Above from left: Guy Weller, Ithaca Chamber of Commerce managerial secretary; John Ruskovic, who discovered the mastodon; Claude Hibbard, professor at University of Michigan; Byron Harrell, research assistant. Ruskovic found the remains while on the family farm in Emerson Township. The group sit the spot where the remains were found.
John Ruskovic (left) and his father, Joe, display a few of the mastodon bones found one week earlier on the Ruskovic farm in Emerson Township in October 1954. The large bones each weighed approximately 37 pounds.

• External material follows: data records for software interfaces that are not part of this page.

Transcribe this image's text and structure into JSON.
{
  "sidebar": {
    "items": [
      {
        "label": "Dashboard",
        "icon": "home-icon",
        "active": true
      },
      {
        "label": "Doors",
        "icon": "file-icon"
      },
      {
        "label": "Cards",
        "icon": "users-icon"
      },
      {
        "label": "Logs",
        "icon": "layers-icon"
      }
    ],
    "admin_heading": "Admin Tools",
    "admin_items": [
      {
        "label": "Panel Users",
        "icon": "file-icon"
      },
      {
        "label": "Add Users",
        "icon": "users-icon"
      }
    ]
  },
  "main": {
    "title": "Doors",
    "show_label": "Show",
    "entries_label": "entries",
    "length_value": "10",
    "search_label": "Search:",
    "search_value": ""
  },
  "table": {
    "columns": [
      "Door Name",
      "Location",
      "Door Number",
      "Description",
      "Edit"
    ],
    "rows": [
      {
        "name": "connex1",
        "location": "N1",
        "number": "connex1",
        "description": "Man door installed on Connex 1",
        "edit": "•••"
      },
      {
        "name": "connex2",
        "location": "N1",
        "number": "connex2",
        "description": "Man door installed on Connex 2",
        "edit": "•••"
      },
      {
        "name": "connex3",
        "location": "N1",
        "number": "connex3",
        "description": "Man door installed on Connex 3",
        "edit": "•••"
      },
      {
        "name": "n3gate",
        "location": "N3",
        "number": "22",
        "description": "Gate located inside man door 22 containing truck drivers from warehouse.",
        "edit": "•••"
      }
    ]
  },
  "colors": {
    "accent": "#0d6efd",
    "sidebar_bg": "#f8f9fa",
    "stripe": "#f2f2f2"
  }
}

Johnny Musser of Alma stands next to bones of the Ruskovic mastodon in 1967. Musser’s grandfather purchased the bones and frequently displayed them at the Strand Theater, where the senior Musser was the owner and manager.
For approximately 9,000 years, it was beneath the surface in a swampy section of a farm in Section 17 of Emerson Township. Until then, it proved to be the most significant archaeological discovery in Gratiot County.

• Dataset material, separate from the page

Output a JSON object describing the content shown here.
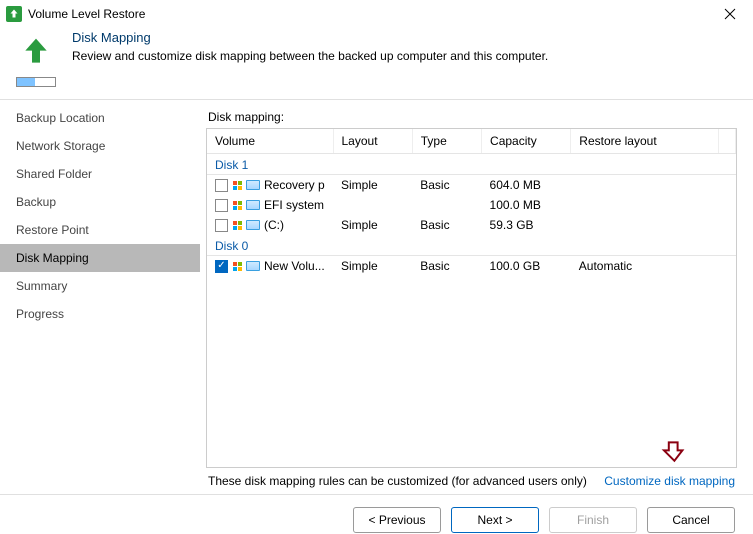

In late September 1954, John Ruskovic was plowing the swampy area of his father Joe’s farm when he hit and uncovered a bone weighing thirty-seven pounds. After contacting the Ithaca Chamber of Commerce for help, someone came to the farm to see what exactly had been found. A geology professor from the University of Michigan, Dr. Clark Hibbard, arrived just after Joe Ruscovic’s granddaughter, Barbara Hennigar, dug up an almost complete jaw. The teeth were three inches square, and they told Dr. Hibbard that the remains belonged to a prehistoric mastodon.
Archaeologists would later conclude that the mastodon became extinct in the late Pleistocene period and lived in open spruce woodlands and spruce forests. In time many of them would be found in former swampy bogs by Michigan farmers while digging ditches or ponds.
Mastodons had been discovered before 1954 in other places in Michigan. This one was unique as it was almost complete, except for its tusks, upper head, and four upper leg bones. Dr. Hibbard worked with the family to keep the remains covered and fenced off as spectators and schoolchildren descended upon the farm. Adding even more exposure to the find, John Ruskovic took some of the bones to a LIFE magazine program that had been previously scheduled at Ithaca High School. A crowd of 640 people sat through the presentation. An artist showed sketches of what the animal initially looked like while the speaker displayed the bones.
“The Ruskovic Mastodon” would go on a journey after its initial discovery. Two weeks afterward, the Strand Theater arranged to have some of the remains placed in its lobby. Keith Musser, the Strand’s manager, invited people and schoolchildren to come and see the mastodon. In the 1960s, Musser purchased the bones from the Ruskovics for $500. On several occasions, Musser advertised that these could be seen at the theater. One picture taken in 1968 shows his grandson, a young John Musser, standing in the lobby next to the large bones. The bones were stored in barrels upstairs in the theater for some time after this. Eventually, Musser donated them to Alma College, where they remained.
Gratiot County would have other encounters with its prehistoric age, although none of the finds would be on this scale. In 1909 specimens were discovered on the William Pitt farm in Seville Township. Another happened not far from the Ruskovic farm in 1938 when farmer Max Burnham found a large lower tooth of a mastodon weighing five pounds. Burnham found it while excavating a mucky spot on his farm. Another important discovery happened in the Riverdale area in 1965 when Louis Thaller of Riverdale was excavating a hillside. Doctor Ronald O. Kapp from Alma College became interested, researched mastodons in the 1960s, and later wrote about these discoveries.
Copyright 2023 James M Goodspeed